In the world of liquid coating application, the size of your metering rod matters – but perhaps not in the way you’d initially think. While a larger diameter rod may offer a longer lifespan due to the greater circumference providing more wear surface, this advantage is often overshadowed by the exponential growth of the rod’s cross-sectional area – and consequently, its cost.
The graph shown in Figure 1 shows a visual representation of this principle. While the surface area (and therefore the service life) of a rod grows linearly with diameter, the internal volume of the rod increases at a much faster rate on an exponential curve. This illustrates why a larger diameter rod doesn’t always equate to a better value proposition.
This leads us to one of the key advantages of smaller diameter rods: their high surface area to cross-sectional area ratio. Smaller rods have more surface area relative to their volume, translating into a more cost-effective wear surface. This means you get more ‘bang for your buck’ in terms of the lifespan of the rod compared to its cost.
But the benefits of smaller rods extend beyond cost-effectiveness. They can also play a role in enhancing coating quality. In particular, their smaller diameter can help improve the process of film split. A small diameter rod can facilitate a cleaner film split, as evidenced by a more uniform coating application, with reduced defects such as a blotchy or orange-peel appearance that can occur with larger rods.
Furthermore, their inherent flexibility allows them to better accommodate variations in the substrate surface and makes it easier to profile to a backing roll. This adaptability enhances the coating’s quality, ensuring a smooth and consistent application even on substrates with slight irregularities.
Another factor to consider is weight. As shown in Figure 2, a rod with a diameter of 10mm and length of 10 meters weighs about 14 pounds, while a 30mm rod of the same length weighs a hefty 125 pounds. That is a 9x increase in weight for only a 3x increase in maximum service life. This dramatic increase in weight has implications for worker safety and ease of operation. The lighter weight of smaller rods reduces the risk of injury when installing or replacing rods, and it can make for smoother operation.
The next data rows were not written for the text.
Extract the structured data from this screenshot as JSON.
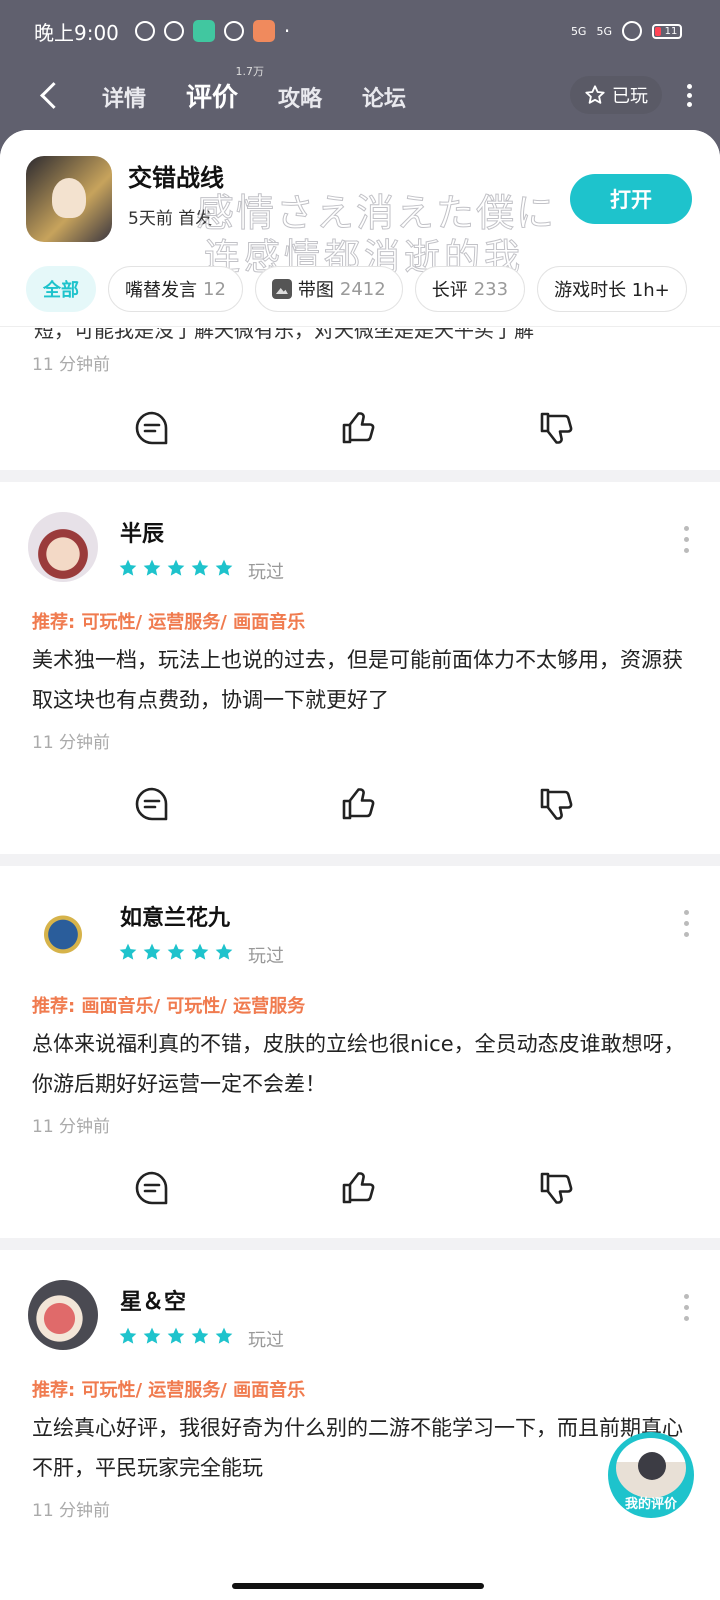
{
  "status_bar": {
    "time": "晚上9:00",
    "net1": "5G",
    "net2": "5G",
    "battery": "11"
  },
  "nav": {
    "tabs": [
      {
        "label": "详情"
      },
      {
        "label": "评价",
        "badge": "1.7万"
      },
      {
        "label": "攻略"
      },
      {
        "label": "论坛"
      }
    ],
    "played_label": "已玩"
  },
  "game": {
    "name": "交错战线",
    "subtitle": "5天前 首发",
    "open_label": "打开",
    "watermark_line1": "感情さえ消えた僕に",
    "watermark_line2": "连感情都消逝的我"
  },
  "filters": [
    {
      "label": "全部",
      "count": ""
    },
    {
      "label": "嘴替发言",
      "count": "12"
    },
    {
      "label": "带图",
      "count": "2412"
    },
    {
      "label": "长评",
      "count": "233"
    },
    {
      "label": "游戏时长 1h+",
      "count": ""
    }
  ],
  "partial_review": {
    "text_fragment": "短，可能我是没了解天微有乐，对天微坐是是天平买了解",
    "time": "11 分钟前"
  },
  "reviews": [
    {
      "user": "半辰",
      "rating": 5,
      "status": "玩过",
      "recommend": "推荐: 可玩性/ 运营服务/ 画面音乐",
      "body": "美术独一档，玩法上也说的过去，但是可能前面体力不太够用，资源获取这块也有点费劲，协调一下就更好了",
      "time": "11 分钟前"
    },
    {
      "user": "如意兰花九",
      "rating": 5,
      "status": "玩过",
      "recommend": "推荐: 画面音乐/ 可玩性/ 运营服务",
      "body": "总体来说福利真的不错，皮肤的立绘也很nice，全员动态皮谁敢想呀，你游后期好好运营一定不会差！",
      "time": "11 分钟前"
    },
    {
      "user": "星＆空",
      "rating": 5,
      "status": "玩过",
      "recommend": "推荐: 可玩性/ 运营服务/ 画面音乐",
      "body": "立绘真心好评，我很好奇为什么别的二游不能学习一下，而且前期真心不肝，平民玩家完全能玩",
      "time": "11 分钟前"
    }
  ],
  "float_button": {
    "label": "我的评价"
  },
  "colors": {
    "accent": "#1ec3cc",
    "recommend": "#f07b4f",
    "header_bg": "#60606e"
  }
}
In summary, smaller diameter metering rods present a compelling value proposition. They provide a more cost-effective wear surface and ensure high-quality coating application. So, before defaulting to larger rods under the assumption that bigger equals better, consider your options. Smaller metering rods could deliver superior results, not just for your product quality, but also for your operational efficiency and bottom line. When considering the balance between efficiency, quality, and cost, smaller sometimes really is better.